We had a few Tree Pipits [year tick 160!] near Mayday farm and one on the forest walk too. A Red Kite [year tick 161!] was a welcome surprise, but again we had only fleeting views. Credit to my Dad for spotting it.
At the feeding station next to the visitor centre we had Brambling and Siskin. That afternoon we called back via Livermere, which proved to be a wise decision when we had several Stock Dove, Red-Legged Partridge, a Sanderling [year tick 162!], Greenshank [year tick 163!], Ruddy Duck [year tick 164!], many Shelduck, a Common Tern, more Egyptian Geese and two Dunlin. We resolved to visit this site again the next morning.
21 April - Livermere, Suffolk
Common Whitethroat [year tick 165!], about 20 Corn Bunting, a reasonable flock of Fieldfare and more Linnets. A great little place.
21 April - Weeting Heath
Stone Curlew [lifer 211!] [year tick 166!].
21 April - Hunstanton
Common Gull, Curlew, Sanderling, presumed Black-Tailed Godwits, Knot, Ringed Plover, Grey Plover, Fulmar, Turnstone and Avocet. Tricky light conditions made identification a little difficult.
22 April - Holkham
Twite [year tick 167!], Ringed Plover, Egyptian Goose, Sanderling and the obligatory Skylarks and Meadow Pipits were noted. A short walk through Holkham Pines turned up Marsh Harrier, Little Egret, Blackcap, more Twite, and a Grasshopper Warbler was heard, as was Cetti's Warbler and Sedge Warbler.
22 April - Titchwell
Sedge Warbler, Spotted Redshank in breeding plumage, Ruff, Sanderling, Grey Plover, Marsh Harrier, better views of Bearded Tit, Snipe, a few Brambling including a male in full breeding plumage, Siskin, Lesser Redpoll and Common Gull.
23 April - Wolferton
My birthday. Notable for its absence of any decent birding. We tried for Golden Pheasant at the Wolferton triangle early morning and dipped, though we did hear one or two birds calling.
24 April - Snettisham
A very brief visit to the first hide. House Martin [year tick 168!], Wheatear and many waders were seen. A Purple Sandpiper had been reported, but we didn't see it. A Bar-Tailed Godwit was the first definite sighting of the trip. Whitethroats and Sedge Warblers were noted on the way to the hide.
In summary, a really good break with some excellent and unexpected sightings. I thoroughly enjoyed it. Thanks to Sharon and the mums for putting up with all the birding!
The Mistle Epistle
On returning home, I incurred the wrath of the Mistle Thrushes by having a nose in their nest. There are four eggs in there, exactly the same number as when I left last Thursday, so I haven't missed too much.

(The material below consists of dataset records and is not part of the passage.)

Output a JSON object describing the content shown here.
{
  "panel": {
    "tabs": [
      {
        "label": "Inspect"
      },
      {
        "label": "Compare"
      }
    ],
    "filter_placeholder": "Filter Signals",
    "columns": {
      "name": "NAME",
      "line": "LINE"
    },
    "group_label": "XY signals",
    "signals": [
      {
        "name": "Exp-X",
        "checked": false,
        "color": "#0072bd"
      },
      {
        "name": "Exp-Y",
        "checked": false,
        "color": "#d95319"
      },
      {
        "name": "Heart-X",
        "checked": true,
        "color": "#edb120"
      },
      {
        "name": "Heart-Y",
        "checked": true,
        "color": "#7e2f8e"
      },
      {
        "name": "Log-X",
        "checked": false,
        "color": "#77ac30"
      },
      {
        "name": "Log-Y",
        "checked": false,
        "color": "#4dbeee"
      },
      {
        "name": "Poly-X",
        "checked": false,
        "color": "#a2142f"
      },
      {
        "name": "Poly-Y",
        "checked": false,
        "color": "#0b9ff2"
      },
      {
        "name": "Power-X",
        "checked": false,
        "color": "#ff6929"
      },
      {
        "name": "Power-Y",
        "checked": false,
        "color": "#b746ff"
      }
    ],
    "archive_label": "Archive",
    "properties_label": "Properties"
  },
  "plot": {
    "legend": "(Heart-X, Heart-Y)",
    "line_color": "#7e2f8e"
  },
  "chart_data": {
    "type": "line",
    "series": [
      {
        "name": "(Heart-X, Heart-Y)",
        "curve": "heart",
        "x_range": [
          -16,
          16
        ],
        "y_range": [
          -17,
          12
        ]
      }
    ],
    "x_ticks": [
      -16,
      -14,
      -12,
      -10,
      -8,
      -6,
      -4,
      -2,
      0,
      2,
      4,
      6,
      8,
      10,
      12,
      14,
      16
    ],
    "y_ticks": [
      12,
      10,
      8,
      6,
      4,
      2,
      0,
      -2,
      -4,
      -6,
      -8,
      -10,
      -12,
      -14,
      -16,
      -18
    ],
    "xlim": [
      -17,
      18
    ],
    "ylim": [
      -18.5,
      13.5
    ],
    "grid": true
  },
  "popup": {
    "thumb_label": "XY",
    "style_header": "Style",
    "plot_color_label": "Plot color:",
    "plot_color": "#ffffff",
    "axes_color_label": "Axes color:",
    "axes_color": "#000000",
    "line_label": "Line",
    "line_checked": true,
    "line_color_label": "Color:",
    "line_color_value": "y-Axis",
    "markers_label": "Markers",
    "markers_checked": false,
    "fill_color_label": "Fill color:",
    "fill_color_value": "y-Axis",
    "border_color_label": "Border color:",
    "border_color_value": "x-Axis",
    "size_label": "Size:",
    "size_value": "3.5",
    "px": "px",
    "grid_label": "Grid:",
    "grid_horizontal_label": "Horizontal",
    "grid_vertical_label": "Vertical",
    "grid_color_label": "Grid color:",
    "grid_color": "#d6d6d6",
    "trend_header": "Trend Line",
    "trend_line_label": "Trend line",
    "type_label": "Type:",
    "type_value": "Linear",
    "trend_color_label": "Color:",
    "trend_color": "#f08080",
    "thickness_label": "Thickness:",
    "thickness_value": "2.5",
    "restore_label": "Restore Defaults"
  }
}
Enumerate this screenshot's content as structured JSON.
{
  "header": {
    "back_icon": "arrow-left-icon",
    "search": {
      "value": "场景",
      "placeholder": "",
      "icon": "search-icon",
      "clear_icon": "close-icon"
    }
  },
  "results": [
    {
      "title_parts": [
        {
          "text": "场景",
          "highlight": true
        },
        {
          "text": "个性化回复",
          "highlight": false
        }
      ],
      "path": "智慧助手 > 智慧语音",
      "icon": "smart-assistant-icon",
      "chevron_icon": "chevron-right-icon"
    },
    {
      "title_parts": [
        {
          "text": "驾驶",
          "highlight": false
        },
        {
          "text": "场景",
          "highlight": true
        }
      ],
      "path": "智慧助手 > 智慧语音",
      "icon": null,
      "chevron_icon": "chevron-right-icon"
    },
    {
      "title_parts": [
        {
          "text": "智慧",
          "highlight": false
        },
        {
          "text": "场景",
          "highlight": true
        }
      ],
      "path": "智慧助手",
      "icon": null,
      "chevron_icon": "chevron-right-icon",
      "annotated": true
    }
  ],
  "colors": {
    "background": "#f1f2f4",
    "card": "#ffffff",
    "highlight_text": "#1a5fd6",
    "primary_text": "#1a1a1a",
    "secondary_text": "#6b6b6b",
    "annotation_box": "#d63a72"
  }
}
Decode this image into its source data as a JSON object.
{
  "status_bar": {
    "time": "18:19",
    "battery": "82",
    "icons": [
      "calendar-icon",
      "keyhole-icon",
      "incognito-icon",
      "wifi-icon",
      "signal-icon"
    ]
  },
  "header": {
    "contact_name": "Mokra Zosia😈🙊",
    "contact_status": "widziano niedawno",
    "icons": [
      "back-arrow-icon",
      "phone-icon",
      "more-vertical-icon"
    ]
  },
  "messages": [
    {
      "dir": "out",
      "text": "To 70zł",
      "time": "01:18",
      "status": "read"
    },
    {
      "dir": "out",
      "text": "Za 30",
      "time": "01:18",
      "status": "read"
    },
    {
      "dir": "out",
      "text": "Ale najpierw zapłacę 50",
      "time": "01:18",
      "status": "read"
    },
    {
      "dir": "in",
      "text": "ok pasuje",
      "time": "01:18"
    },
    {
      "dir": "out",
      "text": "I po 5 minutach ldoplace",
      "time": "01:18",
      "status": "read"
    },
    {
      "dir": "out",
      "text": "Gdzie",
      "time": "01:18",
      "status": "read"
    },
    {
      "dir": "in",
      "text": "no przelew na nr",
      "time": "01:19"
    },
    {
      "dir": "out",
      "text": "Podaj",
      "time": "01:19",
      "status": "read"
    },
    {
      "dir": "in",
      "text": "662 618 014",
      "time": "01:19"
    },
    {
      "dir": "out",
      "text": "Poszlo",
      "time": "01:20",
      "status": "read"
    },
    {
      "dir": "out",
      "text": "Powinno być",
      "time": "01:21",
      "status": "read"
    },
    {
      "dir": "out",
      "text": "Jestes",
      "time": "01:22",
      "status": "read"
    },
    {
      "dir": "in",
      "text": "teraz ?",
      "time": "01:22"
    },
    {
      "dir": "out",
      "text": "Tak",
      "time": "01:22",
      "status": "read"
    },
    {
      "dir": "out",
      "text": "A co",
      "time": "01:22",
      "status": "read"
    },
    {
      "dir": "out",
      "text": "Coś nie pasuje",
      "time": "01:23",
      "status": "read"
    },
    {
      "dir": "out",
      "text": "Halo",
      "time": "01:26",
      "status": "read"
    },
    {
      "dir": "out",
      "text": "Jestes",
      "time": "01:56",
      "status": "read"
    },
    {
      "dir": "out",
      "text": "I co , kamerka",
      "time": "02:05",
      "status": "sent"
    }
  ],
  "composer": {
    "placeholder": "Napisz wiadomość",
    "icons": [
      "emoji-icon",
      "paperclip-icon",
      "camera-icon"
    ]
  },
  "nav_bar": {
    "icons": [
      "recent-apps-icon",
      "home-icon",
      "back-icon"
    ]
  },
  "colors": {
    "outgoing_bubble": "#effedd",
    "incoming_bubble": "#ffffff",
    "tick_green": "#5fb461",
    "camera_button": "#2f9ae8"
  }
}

Whilst away, I was fortunate enough to see newly-hatched Coots, Mallard, Greylag Geese and Robins, so hopefully my thrushes won't be too far behind.